Learn the obj-c:Inheritance

Finally , i've done the 8th chapter of the book PROGRAMMING in Obj-C,and i have already written all the samples to test what i've leaned。

As always , i put the code on a project in github.

When I am reading the book on kindle, I highlight something when I think they are very important。

Herer, I'll show you the sentences I marked.

  1. Instance variables declared or synthesized in the implementation section are private variables and are not directly accessible by subclass.

  2. Note that the side method does not have direct access to the Rectangle's width instance variable; it's private and therefore not accessible by the Square class. However,the getter method is inherited from the parent class and can be used to access the value of the width.

    @implementation Square:Rectangle
    -(void) setSide:(int) s{
    .....
    }
    -(int) side
    {
        return self.width.
    }
  3. the _@class_ Directive

    When you are writing the ClassA.h,but you want to use the ClassB.Just type the _@class ClassB_ instead of the traditional import"class" something in other languages. But when you are writing the ClassA.m ,you want to use the methods of the ClassB something, you must use the _import"ClassB.h"_.

    But WHY? here is the original words in the book:

    Using the _@class_ directive is more efficient because the compiler doesn't need to import and therefore process the entire XYPoing.h file(even though it is quite small);it just needs to know that XYPoint is the name of a class.If you needed to reference one of the XYPoint class methods(say in the implementation section),the _@class_ directive would not suffice because the compiler would need more information;it would need to know how many arguments the method takes,what their types are,and what the method's return type is.

  4. I think here are things talking about memory copy or reference copy?,kindle position 3931/11270

    That is,by default,the action of a synthesized setter is to simply copy the object pointer, not the object itself.
    For this reason,the safest way to write a getter that returns an object is to actually make a copy of the object and to return that copy.
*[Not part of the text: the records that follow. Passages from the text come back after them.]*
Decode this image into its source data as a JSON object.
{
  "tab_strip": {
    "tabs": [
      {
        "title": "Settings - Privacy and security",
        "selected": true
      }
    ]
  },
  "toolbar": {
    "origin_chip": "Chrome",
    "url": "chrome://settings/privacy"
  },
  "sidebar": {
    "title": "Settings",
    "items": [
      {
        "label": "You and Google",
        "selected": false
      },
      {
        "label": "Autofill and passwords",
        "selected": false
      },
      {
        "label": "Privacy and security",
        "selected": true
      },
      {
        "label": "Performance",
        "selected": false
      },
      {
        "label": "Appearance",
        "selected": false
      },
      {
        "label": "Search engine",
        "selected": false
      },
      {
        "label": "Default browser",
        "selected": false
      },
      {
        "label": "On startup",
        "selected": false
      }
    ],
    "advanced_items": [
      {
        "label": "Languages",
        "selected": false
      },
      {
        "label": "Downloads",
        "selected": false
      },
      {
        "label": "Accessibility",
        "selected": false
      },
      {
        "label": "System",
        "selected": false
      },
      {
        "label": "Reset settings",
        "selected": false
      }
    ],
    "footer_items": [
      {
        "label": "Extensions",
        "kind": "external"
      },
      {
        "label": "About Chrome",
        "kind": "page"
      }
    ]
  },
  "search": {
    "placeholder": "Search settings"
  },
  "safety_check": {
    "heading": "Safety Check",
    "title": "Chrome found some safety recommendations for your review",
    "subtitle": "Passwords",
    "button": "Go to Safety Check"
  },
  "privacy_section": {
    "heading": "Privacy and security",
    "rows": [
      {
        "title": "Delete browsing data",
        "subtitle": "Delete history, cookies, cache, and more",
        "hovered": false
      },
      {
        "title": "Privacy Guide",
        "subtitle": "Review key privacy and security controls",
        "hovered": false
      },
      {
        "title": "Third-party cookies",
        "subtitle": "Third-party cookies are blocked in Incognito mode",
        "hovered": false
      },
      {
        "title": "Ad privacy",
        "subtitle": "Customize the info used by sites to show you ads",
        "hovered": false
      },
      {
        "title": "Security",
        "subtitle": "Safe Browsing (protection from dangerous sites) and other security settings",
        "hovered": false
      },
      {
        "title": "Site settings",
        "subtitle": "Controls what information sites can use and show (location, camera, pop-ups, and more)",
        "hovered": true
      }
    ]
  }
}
  5. Here are three reasons to create a subclass:
    1. You want to extend the functionality of a class,perhaps by adding some new methods and/or instance variables.
    2. You want to make a specialized version of a class(e.g. a particular type of graphic object)
    3. You need to change the default behavior of a class by overriding one or more of its methods